Coast to Coast gold medals (1000 medals in total) and induction to the Wine Hall of Fame is what you will find at The Institute for Enology and Viticulture at Walla Walla Community College (WWCC).
Myles Anderson was a key leader who first hatched the idea of this wine program in 2000, and it took a family to bring this “soup to nuts” (or soil to bottle) program to fruition. The state legislature kicked in a million dollars along with industry and community investments that far exceeded that. Then Myles had to work with the state attorney general to enable WWCC to make wine. WWCC became the first state-funded, licensed, and bonded winemaking program.
Graduates of the program have had fantastic success in finding jobs in the industry. Why the student success? Students in the program work in all parts of winemaking from start to finish vineyard, crush pad, cellar, laboratory, and bottling. That probably explains why the students are recruited in many of the local wineries and along the US East Coast and into Europe.
Myles stepped down in 2013, and now Tim Donohue is the director. Prior to Tim coming to the campus in 2010, he had ten years in winemaking, nine of which was as partner with his dad at a winery and restaurant in Colorado. Tim then left Colorado to attend The University of Adelaide in Australia to get a Master of Science in Oenology.
After this brief history of the program, it was time to taste the fruits of the students’ labor, which is produced on campus at College Cellars. We sat down with Sabrina Lueck, staff Instructor of Enology. On this warm fall day, we started with the semi-dry sparkling Rose of Grenache. Taste notes of raspberry and clove, along with balanced tannins and acidity make this refreshing wine perfect for a sunny day. We then moved on to the Sauvignon Blanc, a very fruit-forward and aromatic wine, due to the reductive process (less oxygen) used. It is aged in both stainless steel and neutral oak – all of which give the wine a beautiful creamy mouthfeel and delicious notes of white peach grapefruit and lemon. The grapes are sourced from the nearby Stan Clarke Vineyard run by College Cellars. The vineyard is named for one of the first professors of the program. Stan came well qualified with credentials from UC Davis in viticulture and then had many years in the field working for major wineries.

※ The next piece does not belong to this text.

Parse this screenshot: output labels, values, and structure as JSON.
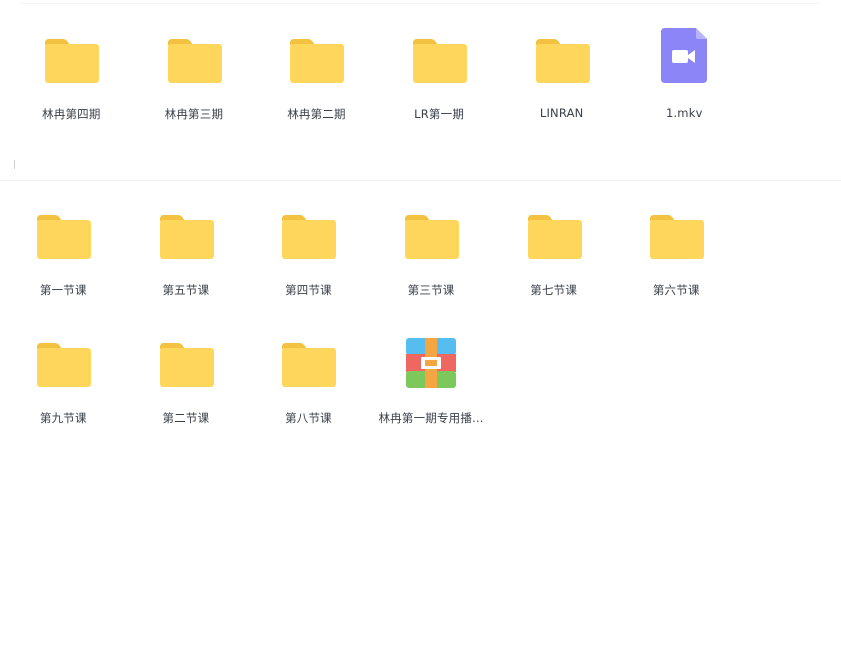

As we were sitting in the lovely and cozy tasting area, one of Sabrina’s associates, passing by, stopped to make sure that we knew that she is “one of the best in the program and a rising star in the industry.” We found out that along with teaching, she oversees the management of College Cellars of Walla Walla brand. She received her degree in Viticulture and Enology from Cornell University and in her spare time is a student of the Institute of Masters of Wine.
Back to the wine - we enjoyed the 2017 Chardonnay from the Walla Walla Valley. Aged in French oak and with aroma notes of vanilla and pie crust, it is a full-bodied wine with tastes of lemon and almonds. Seven students from the 2018 class are fully responsible for this excellent wine. And, no surprise, are all currently employed in the wine industry.
Our final wine tasted was the award-winning Cab Frank from the Clarke Vineyard, also from the class of 2018; different students and all now employed in the industry. Wonderfully balanced tannins and acidity, the Cab Franc is a zesty and savory delight, with taste notes of pepper and red fruit. 2018 was an excellent vintage for both wine and students!
We were starting to get hungry, and Sabrina suggested that we visit Jay Entrikin, chef culinary instructor at Wine Country Culinary Institute at WWCC. We tracked Jay down, finding him in the middle of the 2nd Annual Potato Experience, in which nine chefs were involved in a friendly competition. The chefs were immersed in the entire process of fried potatoes – from harvesting the potatoes to the stovetop and oven. The event was hosted by Lamb Weston, a potato company that produces 600 million pounds of frozen French fries in the area and around the world. There was quite a frenzy of activity with the creative recipes and cooking, and we saw that Jay was very busy, so we did not want to interrupt his focus. Jay has an impressive list of contests and awards won.
We thought it would be a good idea to get some walking in before we commenced on our dining endeavors in town. Just adjacent to the campus is the Mill Creek Recreation Trail. This paved trail is a lovely 1.5 miles along. If you are looking for a more extensive trail system the nearby Bennington Lake area has over 20 miles of trails. Bennington Lake was built for flood control and is part of the Mill Creek Dam. Here is a detailed list of all the trails.
After our short walk, we doubled back to the WWCC campus to catch the Valley Transit bus back to downtown Walla Walla. Fifty cents and 30 minutes later we were dropped off near the center of town. Check out Part 3 of our series to find out about some great examples of the Walla Walla culinary scene. Stay tuned!!
Editorial disclosure: beverages and food generously provided.